Orthodontist Degree Program Information
After earning a bachelor's degree, aspiring orthodontists must learn the basics of the field and gain hands-on experience in dental school. Doctor of Dental Surgery (D.D.S.) and Doctor of Dental Medicine (D.M.D.) and master's degrees in orthodontics prepare students for the profession.
Dental training programs awarding the D.D.S. or D.M.D. are similar in content, and both prepare students for professional dental practice. Then master's degrees in orthodontics programs prepare students to specialize in orthodontics through rigorous coursework and clinical rotation.
In every state, orthodontists are required to obtain both a dental license and a license to practice orthodontics. Most orthodontists seek board certification as well.
- Program Levels: Doctoral degrees, master's degree.
- Prerequisites : For the D.D.S and D.M.D applicants must pass the Dental Admission Test, and a criminal background check; coursework in biology, chemistry, physics, and biochemistry is also required. Master's degree applicants must have a D.D.S. or a D.M.D. prior to admission.
- Program Length: Four years for the D.D.S. or D.M.D. and two to three years for the master's degree.
- Other Requirements: Clinical work.
Doctor of Dental Surgery or Doctor of Dental Medicine
Dental students are provided with a comprehensive education in the social, basic and clinical sciences.

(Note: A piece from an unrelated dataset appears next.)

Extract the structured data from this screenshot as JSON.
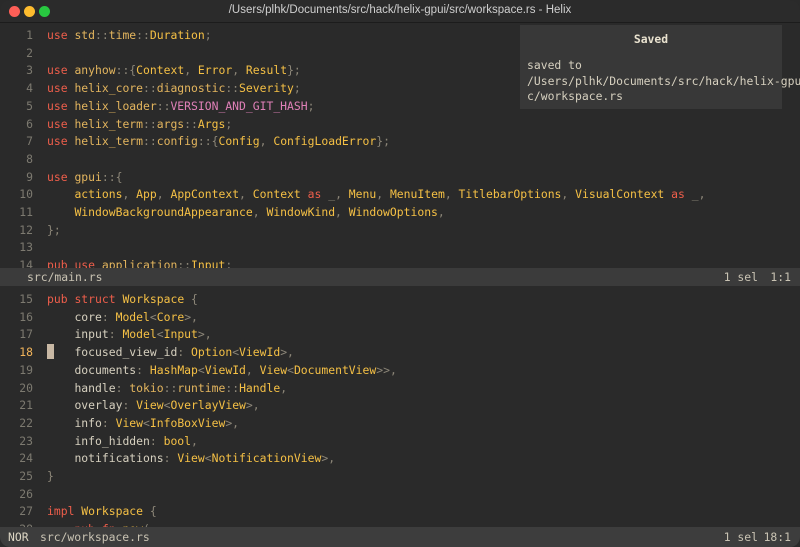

The first two years of a D.D.S. or D.M.D. program focus on general science coursework, while the final two years are made up of clinical rotations. Specific course topics might include:
- Oral anatomy
Master of Science in Orthodontics
Dentists seeking to specialize in the field of orthodontics should pursue a 2- to 3-year training program following completion of their dental degrees. Such programs commonly lead to a master's degree.
Didactic topics might include:
- Principles of orthodontics
- Orthodontic techniques
- Management of craniofacial anomalies
- Materials science
- Oral histology and pathology
- Research methods
Career Outlook and Salary Information
According to the U.S. Bureau of Labor Statistics (BLS), employment growth for those in the orthodontics profession was expected to grow at a rate of 16% during the 2012-2022 decade. This rate was faster than the average for all occupations and equal to those practicing general dentistry. The increase was expected due to demand for dental work and increased availability of dental insurance.
Orthodontist salaries, while generally high, vary by location of practice. For example, the BLS reported that as of May 2014, orthodontists in Illinois made an average salary of $135,820. The national mean salary for orthodontists per year in 2014 was $201,030.
Continuing Education Information
Each state maintains its own licensing requirements for orthodontic professionals, but most require completion of 1-3 years of residency training to meet eligibility requirements for licensure. State licensure is separate from board certification processes, which are specialty specific. Board certification for orthodontists is administered by the American Board of Orthodontics.